Samsung Galaxy Tab S6 Lite

A Galaxy Tab S6 Lite, which comes with an S Pen (Image credit: Future)

So, to compete with Apple’s bargain iPad, Samsung offers a Lite version of a defunct tablet from 2019? And its answer to Apple’s newest entry-level iPad is a so-called Fan Edition of a tablet that it stopped selling last year? Ugh.

Then, there is the Galaxy Tab A family. You can find a Galaxy Tab A8 and a Tab A7 Lite. Oh, there was also a Galaxy Tab A, which was an 8-inch tablet, not to be confused with the Tab A8, which is a 10.5-inch tablet.

This is Samsung’s tablet problem. Buyers are confused, as it seems like Samsung is just offloading all of its old junk to folks who can’t afford the newest tablets. The entire tablet brand looks cheaper as a result. This is why the Galaxy Tab S9 Ultra seems too expensive, because Samsung’s tablet catalog doesn’t resemble a premiere manufacturer worth the higher price.
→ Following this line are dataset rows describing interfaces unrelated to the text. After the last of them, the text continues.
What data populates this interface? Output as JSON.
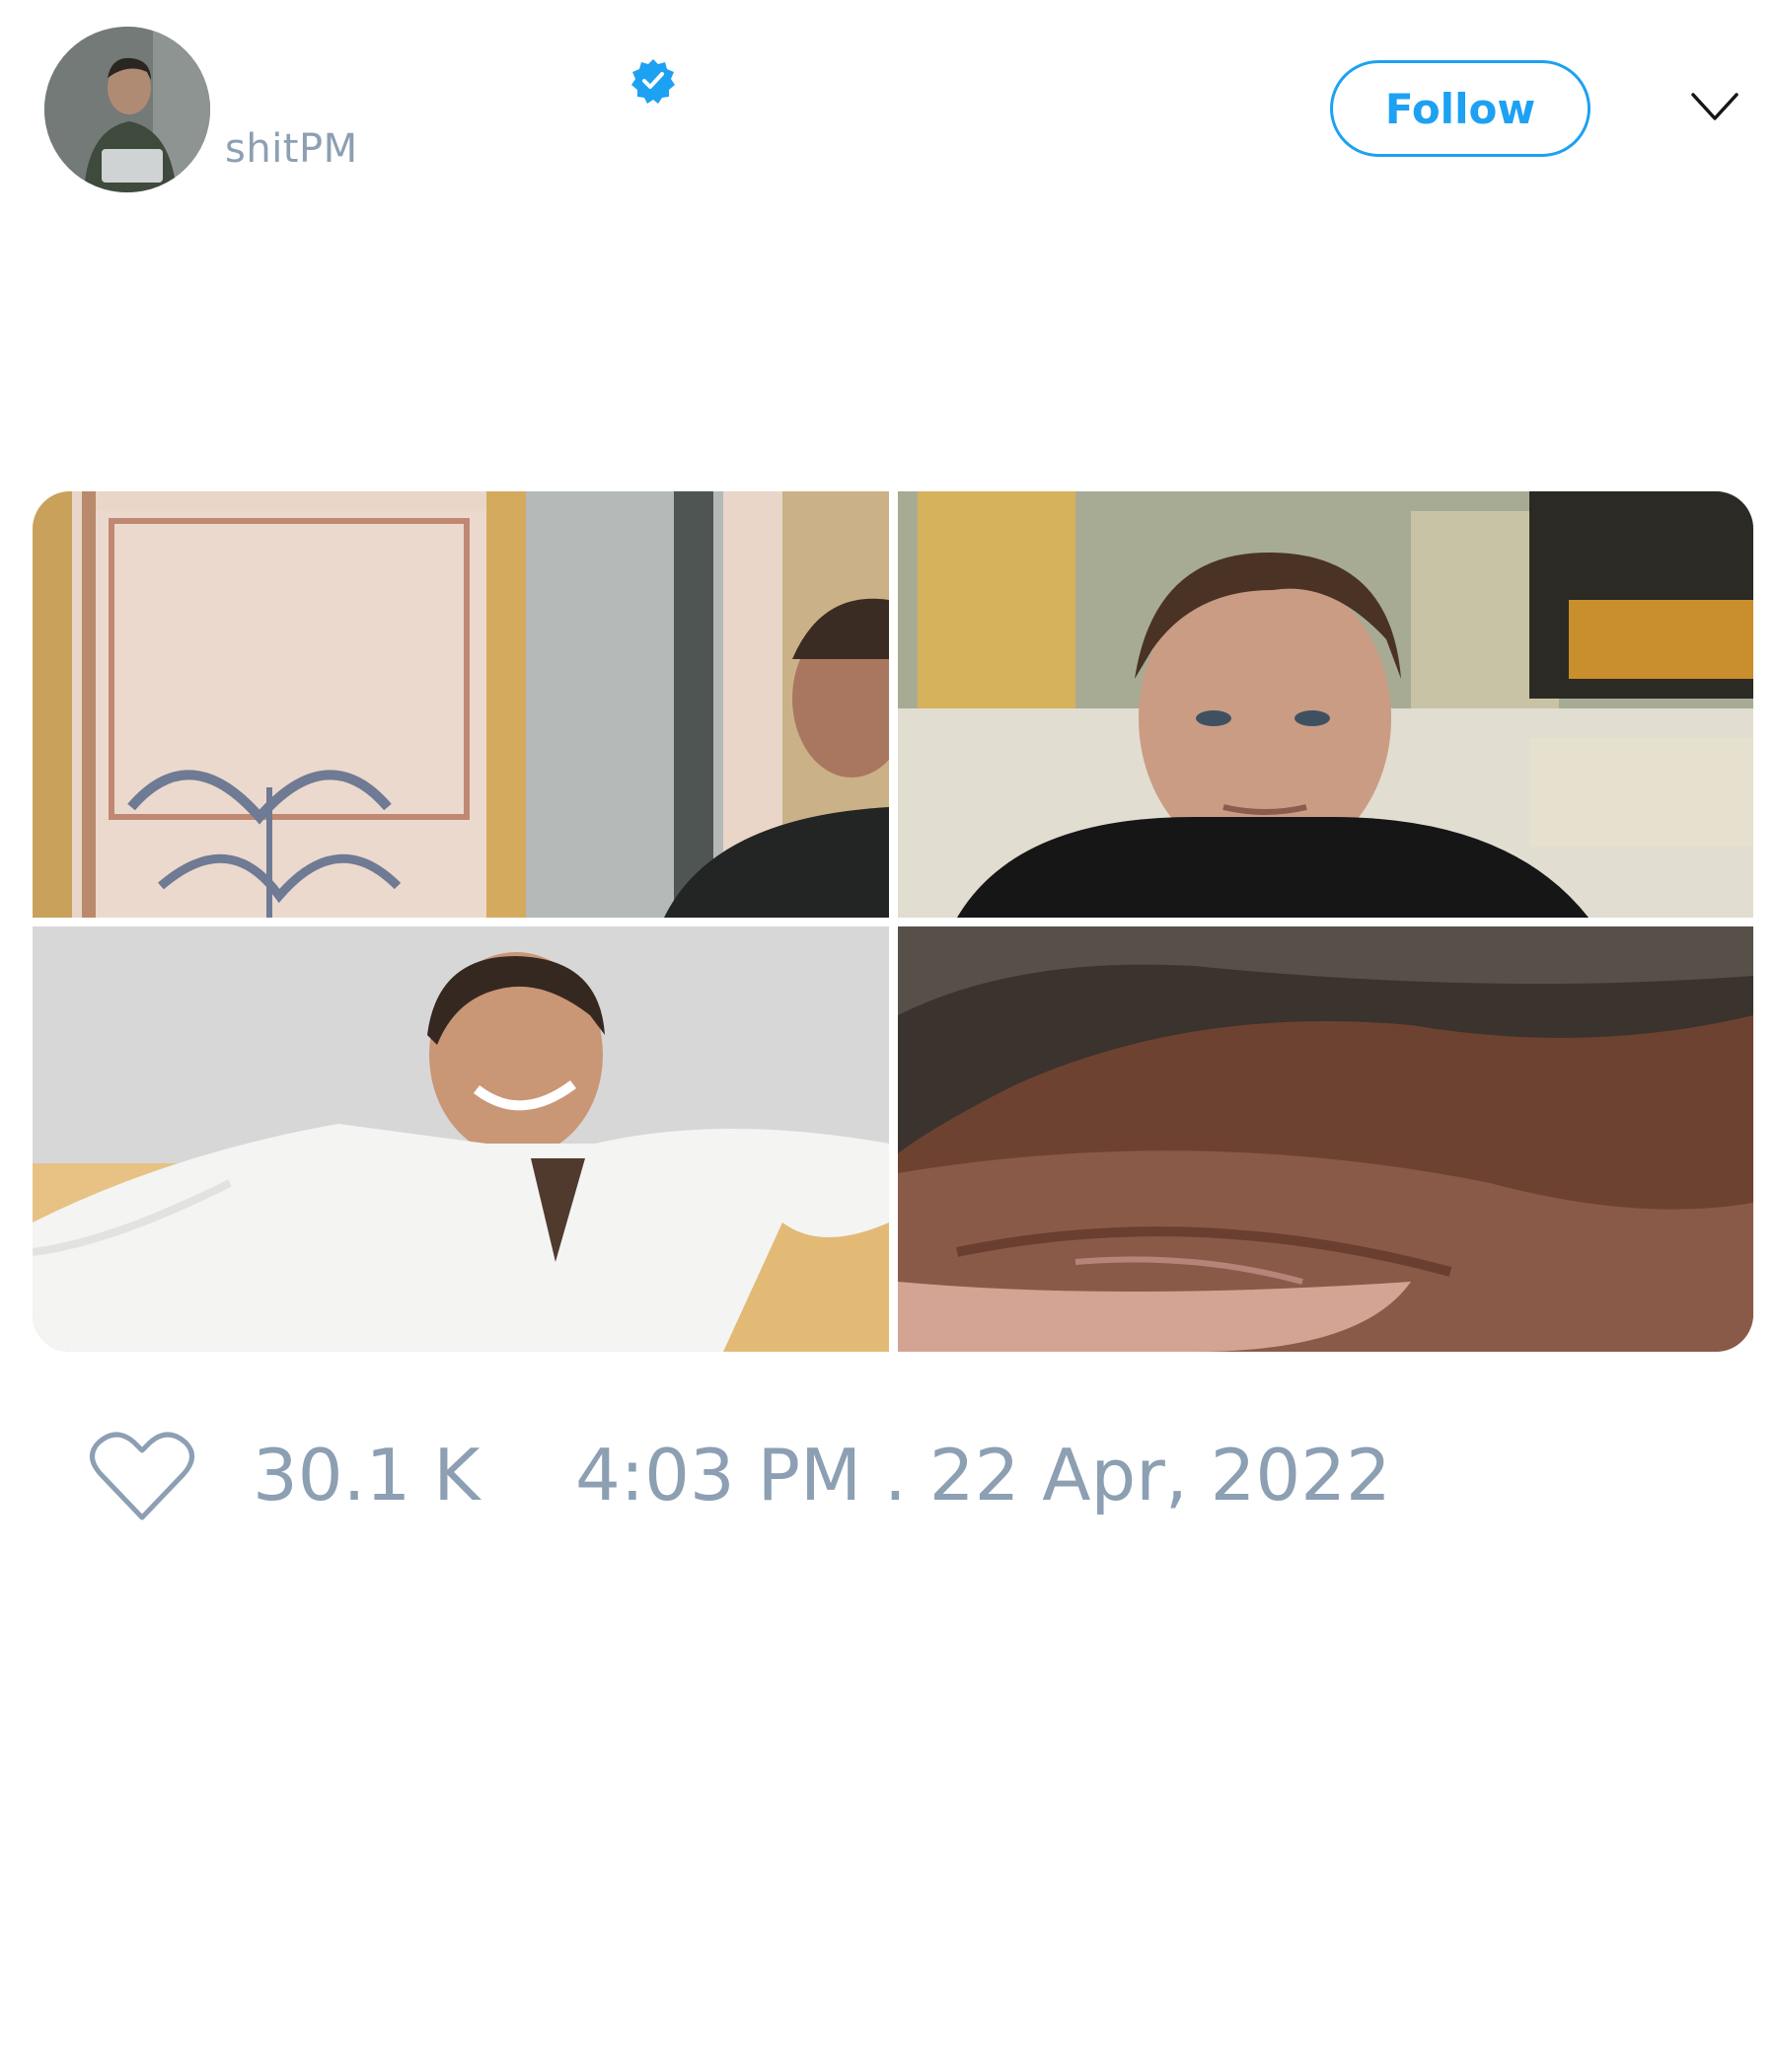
{
  "author": {
    "display_name": "",
    "handle": "shitPM",
    "verified": true,
    "avatar_icon": "profile-photo"
  },
  "actions": {
    "follow_label": "Follow",
    "more_icon": "chevron-down-icon"
  },
  "media": {
    "photos": [
      {
        "icon": "photo-ornate-wall-man-profile"
      },
      {
        "icon": "photo-man-dark-turtleneck"
      },
      {
        "icon": "photo-man-white-shirt-laughing"
      },
      {
        "icon": "photo-closeup-forehead-hand"
      }
    ]
  },
  "footer": {
    "like_icon": "heart-icon",
    "like_count": "30.1 K",
    "timestamp": "4:03 PM . 22 Apr, 2022"
  },
  "colors": {
    "accent": "#1da1f2",
    "muted_text": "#8c9fb3",
    "primary_text": "#14171a"
  }
}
Samsung Galaxy Tab S9 Plus in beige

The Galaxy Tab S9 Plus is the Tab S9 middle child (Image credit: Future / Axel Metz)

The Galaxy Tab S9 Ultra is not too expensive, not for what you get and certainly not for what the tablet can do. The problem is that buyers who don’t want to pay the premium can’t find a comparable Samsung tablet for less, not one that seems worth buying.

If the iPad Pro gets me into the door at the Apple store, I can still be happy walking out with my iPad 10.9. On the other hand, if I can’t afford Samsung’s Tab S9 Ultra, I won’t drop down to something called an “S6 Lite” or “S7 FE,” I’ll just get frustrated and walk away.

Philip Berne
US Mobiles Editor

Phil Berne is a preeminent voice in consumer electronics reviews, having reviewed his first device (the Sony D-EJ01 Discman) more than 20 years ago for He has been writing about phones and mobile technology, since before the iPhone, for a variety of sites including PCMag, infoSync, PhoneScoop, and Slashgear. He holds an M.A. in Cultural Theory from Carnegie Mellon University. 

Phil was the internal reviewer for Samsung Mobile, writing opinions and review predictions about top secret new devices months before launch. He left in 2017. He worked at an Apple Store near Boston, MA, at the height of iPod popularity. He has been a High School English teacher at Title I schools, and is a certified Lifeguard. His passion is smartphones and wearables, and he is sure that the next big thing will be phones we wear on our faces.